Man charged in gruesome cemetery case
Police use DNA evidence in investigation
(updated 9:00 a.m., Sept. 20)
A Baker Lake man faces two counts of indecently interfering with human remains in connection with events in the community’s cemetery alleged to have occurred this past June 5 and June 6.
Bobby Suwarak, 40, was arrested Sept. 13 and appeared in court in Baker Lake on Sept. 15.
Suwarak will remain in custody until his next court appearance on Nov. 2.
“If you have information on this investigation and have not yet spoken to the RCMP in Baker Lake, please contact the local detachment and or remain totally anonymous by calling Crime Stoppers at 1(800) 222-8477 (TIPS),” said a Sept. 17 RCMP update on the case.
If convicted, Suwarak faces a maximum prison term of five years.
Two graves in the cemetery were dug up during two successive nights last June.
DNA samples taken from one of the bodies that had been tampered with had been sent to a crime lab for analysis. The results allowed police to move forward on making an arrest in the case, RCMP said.
David Aksawnee, the mayor of Baker Lake, told Canadian Press that the hamlet council held meetings to discuss the crimes and that elders went on the air to tell people such activity has no place in traditional Inuit culture.
“This is not our culture. This is what the elders are saying,” Aksawnee told CP.
In 2008 Suwarak, who is deaf, saw the Crown drop charges against him in a stay of proceedings on a sexual assault charge that was laid in 2004.
When Suwarak was charged with sexual assault and break and entering in March of that year, his case become a problem for the Nunavut Court of Justice because he appeared to have no known language with which court officials could communicate with him.
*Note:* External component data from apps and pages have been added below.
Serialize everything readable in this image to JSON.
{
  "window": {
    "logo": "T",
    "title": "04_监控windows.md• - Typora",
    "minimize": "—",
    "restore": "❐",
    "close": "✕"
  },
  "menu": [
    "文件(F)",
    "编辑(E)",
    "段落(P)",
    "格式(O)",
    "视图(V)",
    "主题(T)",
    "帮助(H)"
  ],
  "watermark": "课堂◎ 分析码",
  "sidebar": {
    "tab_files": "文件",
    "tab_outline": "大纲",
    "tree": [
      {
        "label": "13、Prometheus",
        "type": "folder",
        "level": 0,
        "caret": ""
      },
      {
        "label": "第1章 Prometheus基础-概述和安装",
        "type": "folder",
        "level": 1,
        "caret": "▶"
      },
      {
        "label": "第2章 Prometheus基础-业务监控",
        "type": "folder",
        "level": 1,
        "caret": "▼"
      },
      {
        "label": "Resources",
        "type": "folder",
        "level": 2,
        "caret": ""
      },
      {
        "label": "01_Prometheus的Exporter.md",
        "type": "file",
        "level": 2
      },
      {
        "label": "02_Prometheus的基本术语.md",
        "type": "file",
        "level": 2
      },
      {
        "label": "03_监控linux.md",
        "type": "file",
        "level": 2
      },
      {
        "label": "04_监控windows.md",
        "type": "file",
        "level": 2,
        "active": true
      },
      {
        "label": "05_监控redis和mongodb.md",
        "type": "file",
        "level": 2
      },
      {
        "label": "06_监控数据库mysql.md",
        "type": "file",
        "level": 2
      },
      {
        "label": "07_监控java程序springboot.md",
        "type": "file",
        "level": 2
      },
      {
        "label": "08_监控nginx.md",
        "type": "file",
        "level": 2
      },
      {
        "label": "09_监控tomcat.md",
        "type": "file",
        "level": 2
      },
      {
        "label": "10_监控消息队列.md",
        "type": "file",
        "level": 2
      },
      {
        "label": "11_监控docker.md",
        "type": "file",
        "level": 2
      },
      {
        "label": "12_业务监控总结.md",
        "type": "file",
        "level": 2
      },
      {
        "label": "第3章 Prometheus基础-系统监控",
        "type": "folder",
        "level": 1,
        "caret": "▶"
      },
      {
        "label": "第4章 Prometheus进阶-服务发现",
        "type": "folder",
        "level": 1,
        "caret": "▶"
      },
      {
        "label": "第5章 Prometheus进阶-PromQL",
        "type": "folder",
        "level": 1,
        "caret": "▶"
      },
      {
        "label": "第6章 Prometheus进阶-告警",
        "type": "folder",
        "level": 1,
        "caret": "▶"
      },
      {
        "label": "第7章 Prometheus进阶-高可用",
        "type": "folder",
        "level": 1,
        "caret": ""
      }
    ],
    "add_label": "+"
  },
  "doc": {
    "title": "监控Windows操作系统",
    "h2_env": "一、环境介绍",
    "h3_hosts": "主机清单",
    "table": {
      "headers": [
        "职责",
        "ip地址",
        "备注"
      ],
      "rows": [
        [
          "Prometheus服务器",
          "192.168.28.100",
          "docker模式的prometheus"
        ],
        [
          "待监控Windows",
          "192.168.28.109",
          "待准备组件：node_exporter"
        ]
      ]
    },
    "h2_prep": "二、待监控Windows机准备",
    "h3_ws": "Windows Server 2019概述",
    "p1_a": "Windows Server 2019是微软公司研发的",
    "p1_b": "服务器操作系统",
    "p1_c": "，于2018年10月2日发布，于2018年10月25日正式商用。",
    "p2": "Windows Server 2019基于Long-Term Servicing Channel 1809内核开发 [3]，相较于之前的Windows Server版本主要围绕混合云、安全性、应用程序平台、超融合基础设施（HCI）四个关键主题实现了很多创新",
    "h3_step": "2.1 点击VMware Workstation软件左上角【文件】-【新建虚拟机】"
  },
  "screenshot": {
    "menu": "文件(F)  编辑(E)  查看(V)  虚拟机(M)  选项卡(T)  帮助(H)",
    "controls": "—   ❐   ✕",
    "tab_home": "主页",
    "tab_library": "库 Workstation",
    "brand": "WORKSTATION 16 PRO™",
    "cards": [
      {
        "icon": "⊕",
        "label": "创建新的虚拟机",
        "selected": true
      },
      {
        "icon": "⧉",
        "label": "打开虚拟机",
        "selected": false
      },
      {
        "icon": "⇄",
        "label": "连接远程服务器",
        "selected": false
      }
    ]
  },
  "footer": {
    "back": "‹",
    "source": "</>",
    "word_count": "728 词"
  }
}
Lawyer Tom Kavanaugh applied to have the charges dropped, saying Suwarak wasn’t able to get a fair trial under the Charter of Rights, on the grounds that his client could communicate only with a few people using signs and charades.
Kavanaugh also said a man acting as Suwarak’s interpreter didn’t understand the legal process and hadn’t been properly trained.
The Crown responded by providing a training program for Suwarak and his interpreter.
Justice Earl Johnson of the Nunavut Court of Justice gave the court administration until September 2006 to complete the training program.
But in the end, the charges were stayed.
Even before that decision, Suwarak received attention for his deafness.
In April of 2000, Jack Anawak, then Nunavut’s justice minister, spoke in the Nunavut legislature about “the accomplishments of Bobby Suwarak” while at the Baffin Correctional Centre, noting Suwarak received the Literary Council’s student of the year award at an Nunavut Arctic College ceremony.
Later, in 2007 and 2008, Jamie MacDougall, who runs the Canadian Deafness Research and Training Institute and teaches at Montreal’s McGill University, went on to document and describe Inuit Sign Language, based on his contact with Suwarak and other deaf Nunavummiut, using grants from the Nunavut government’s culture, language, elders and culture department.